event feature provides server-based clients with immediate notification when
actions of interest to them take place. The following types of events are
Session events— When
recording sessions are started, ended, updated, deleted, or pruned.
Tag events— When tags are
attached to or removed from recorded sessions.
Storage threshold events—
When disk space occupancy rises above or falls below certain preconfigured
provide critical information about a session given its current state. For
example, client could then use the URIs provided in these events to offer real-
time monitoring and control buttons to an auditor or contact center supervisor.
A client might also implement a form of selective recording (as opposed to
compliance recording) by deleting (after the fact) sessions that it determines
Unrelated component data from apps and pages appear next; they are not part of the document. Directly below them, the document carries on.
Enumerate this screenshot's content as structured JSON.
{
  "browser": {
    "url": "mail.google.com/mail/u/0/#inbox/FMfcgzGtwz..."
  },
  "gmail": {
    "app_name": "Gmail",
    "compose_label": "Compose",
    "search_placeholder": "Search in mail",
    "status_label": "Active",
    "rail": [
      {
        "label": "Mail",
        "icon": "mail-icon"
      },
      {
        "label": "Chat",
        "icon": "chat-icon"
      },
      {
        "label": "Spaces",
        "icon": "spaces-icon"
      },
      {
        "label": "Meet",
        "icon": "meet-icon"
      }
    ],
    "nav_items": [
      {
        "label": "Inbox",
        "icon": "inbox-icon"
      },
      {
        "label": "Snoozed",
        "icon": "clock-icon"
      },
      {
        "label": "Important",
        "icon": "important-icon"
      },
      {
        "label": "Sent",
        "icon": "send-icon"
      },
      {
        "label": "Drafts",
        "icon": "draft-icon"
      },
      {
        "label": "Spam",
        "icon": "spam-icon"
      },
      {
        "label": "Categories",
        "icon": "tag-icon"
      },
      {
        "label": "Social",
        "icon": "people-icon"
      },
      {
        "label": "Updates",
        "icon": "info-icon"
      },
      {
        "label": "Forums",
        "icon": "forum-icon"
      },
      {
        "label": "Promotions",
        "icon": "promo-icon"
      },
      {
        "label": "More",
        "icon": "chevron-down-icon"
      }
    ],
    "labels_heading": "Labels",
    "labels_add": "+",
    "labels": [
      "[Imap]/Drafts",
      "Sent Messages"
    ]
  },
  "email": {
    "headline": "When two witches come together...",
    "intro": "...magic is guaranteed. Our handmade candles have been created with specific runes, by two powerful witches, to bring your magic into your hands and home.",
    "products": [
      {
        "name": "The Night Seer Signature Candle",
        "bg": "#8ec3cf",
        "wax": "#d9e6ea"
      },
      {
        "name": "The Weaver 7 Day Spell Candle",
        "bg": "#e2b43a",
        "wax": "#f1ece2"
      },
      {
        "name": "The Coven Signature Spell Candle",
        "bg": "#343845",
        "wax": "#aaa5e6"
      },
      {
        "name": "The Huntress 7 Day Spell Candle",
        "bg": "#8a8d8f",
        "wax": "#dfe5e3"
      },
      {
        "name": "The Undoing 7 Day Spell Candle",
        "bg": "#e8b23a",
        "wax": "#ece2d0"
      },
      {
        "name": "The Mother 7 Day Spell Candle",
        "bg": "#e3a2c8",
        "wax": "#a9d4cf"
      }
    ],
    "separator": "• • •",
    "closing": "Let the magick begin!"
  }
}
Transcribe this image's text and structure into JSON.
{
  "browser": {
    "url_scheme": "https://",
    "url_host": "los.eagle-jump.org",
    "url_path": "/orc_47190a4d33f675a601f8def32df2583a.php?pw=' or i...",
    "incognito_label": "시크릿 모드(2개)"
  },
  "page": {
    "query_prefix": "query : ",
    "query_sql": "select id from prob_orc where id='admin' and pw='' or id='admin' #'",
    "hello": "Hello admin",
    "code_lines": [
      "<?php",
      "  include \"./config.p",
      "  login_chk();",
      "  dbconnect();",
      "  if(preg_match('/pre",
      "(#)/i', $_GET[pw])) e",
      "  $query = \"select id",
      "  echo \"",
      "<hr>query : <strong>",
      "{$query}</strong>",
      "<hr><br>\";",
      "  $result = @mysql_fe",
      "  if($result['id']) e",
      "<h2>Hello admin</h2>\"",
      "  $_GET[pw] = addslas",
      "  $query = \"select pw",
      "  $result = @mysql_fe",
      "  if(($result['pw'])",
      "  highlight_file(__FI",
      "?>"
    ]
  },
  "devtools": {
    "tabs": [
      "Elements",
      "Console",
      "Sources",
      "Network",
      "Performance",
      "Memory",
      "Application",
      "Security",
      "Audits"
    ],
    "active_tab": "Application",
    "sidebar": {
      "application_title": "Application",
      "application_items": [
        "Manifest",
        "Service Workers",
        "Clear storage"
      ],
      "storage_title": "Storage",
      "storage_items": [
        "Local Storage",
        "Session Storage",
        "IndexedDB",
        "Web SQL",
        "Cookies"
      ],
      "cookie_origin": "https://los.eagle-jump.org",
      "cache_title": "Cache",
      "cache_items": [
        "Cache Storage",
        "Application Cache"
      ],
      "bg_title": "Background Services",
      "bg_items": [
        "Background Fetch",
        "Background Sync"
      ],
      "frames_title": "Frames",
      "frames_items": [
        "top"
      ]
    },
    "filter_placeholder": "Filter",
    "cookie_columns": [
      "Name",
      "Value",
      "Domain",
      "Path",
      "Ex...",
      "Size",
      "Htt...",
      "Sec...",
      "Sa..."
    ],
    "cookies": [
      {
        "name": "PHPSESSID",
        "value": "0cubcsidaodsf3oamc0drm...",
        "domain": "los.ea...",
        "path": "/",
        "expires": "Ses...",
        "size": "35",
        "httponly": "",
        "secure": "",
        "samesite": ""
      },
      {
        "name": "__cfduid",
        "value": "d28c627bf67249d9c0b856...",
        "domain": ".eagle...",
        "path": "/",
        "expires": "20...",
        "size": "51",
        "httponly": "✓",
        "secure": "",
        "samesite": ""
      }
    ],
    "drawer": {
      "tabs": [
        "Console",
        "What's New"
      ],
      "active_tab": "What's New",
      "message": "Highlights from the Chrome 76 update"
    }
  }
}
do not need to be recorded.
Tag events are
used as a form of inter-client communication: when a session is tagged by one
client, all other subscribed clients are informed about it.
events allow a server-based client application to manage disk usage. The client
would subscribe to these events and selectively delete older recordings (when
necessary) according to its own rules. For example, the client might tag
selected sessions for retention and then when a threshold event is received,
delete all sessions older than a certain date except those tagged for
populated with JSON-formatted payloads and delivered to clients using a
Symmetric Web Services protocol (SWS), which is essentially a predefined set of
HTTP requests sent from MediaSense to the client (HTTPS is not currently
supported for eventing).
When a client
subscribes for event notifications, it provides a URL to which MediaSense
addresses its events, as well as a list of event types or categories in which
it has an interest. Any number of clients may subscribe and clients may even
subscribe on behalf of other recipients (that is, the subscribing client may
specify a host other than itself as the event recipient). The only restriction
is that there cannot be more than one subscription to the same URL.
Events are always
generated by either the primary or the secondary server. When both are
deployed, each event is generated on one server or the other, but not both
(which has implications for high availability). Customers must choose one of
two modes of event delivery - one which favors reliability or one which favors